> **What the task asks**
Extract each line of the records below that contains the word "icon".

[Provided records]

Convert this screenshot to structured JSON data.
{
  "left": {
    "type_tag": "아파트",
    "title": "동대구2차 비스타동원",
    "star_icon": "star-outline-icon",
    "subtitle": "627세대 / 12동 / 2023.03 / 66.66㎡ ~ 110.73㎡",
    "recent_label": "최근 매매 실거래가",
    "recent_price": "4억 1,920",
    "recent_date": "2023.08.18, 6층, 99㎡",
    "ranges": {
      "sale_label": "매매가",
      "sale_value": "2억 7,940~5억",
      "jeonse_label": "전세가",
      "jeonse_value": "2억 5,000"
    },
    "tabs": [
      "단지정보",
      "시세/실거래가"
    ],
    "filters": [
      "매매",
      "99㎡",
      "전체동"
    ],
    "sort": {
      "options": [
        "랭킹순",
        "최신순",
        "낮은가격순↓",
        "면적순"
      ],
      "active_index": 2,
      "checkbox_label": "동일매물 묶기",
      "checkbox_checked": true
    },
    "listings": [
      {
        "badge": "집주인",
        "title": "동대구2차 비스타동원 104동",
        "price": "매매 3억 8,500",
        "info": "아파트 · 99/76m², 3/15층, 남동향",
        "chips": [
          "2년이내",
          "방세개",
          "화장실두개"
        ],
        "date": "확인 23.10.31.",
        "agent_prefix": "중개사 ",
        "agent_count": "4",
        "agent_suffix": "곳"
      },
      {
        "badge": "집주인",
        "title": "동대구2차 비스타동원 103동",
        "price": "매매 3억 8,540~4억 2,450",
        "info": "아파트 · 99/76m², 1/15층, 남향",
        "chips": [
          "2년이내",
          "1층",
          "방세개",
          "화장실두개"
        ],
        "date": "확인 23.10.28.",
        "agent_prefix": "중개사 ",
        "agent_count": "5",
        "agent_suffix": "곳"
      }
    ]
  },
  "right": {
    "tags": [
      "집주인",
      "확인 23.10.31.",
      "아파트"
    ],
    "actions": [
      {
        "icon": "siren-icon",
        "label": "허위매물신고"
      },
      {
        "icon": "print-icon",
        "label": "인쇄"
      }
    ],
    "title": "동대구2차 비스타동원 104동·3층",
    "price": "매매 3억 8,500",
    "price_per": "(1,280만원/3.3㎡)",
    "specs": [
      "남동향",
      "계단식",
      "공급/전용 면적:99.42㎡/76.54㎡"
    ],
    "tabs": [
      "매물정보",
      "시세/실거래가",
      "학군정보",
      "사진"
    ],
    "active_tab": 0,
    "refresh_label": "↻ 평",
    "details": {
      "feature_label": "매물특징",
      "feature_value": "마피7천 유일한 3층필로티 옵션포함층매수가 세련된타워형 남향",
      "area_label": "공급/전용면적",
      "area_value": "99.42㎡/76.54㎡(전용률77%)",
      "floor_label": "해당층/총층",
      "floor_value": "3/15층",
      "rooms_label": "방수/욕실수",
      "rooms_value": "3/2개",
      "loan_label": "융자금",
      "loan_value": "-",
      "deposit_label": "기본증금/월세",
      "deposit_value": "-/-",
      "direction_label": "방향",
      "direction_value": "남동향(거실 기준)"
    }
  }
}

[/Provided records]

> **Answer to this problem**
    "star_icon": "star-outline-icon",
        "icon": "siren-icon",
        "icon": "print-icon",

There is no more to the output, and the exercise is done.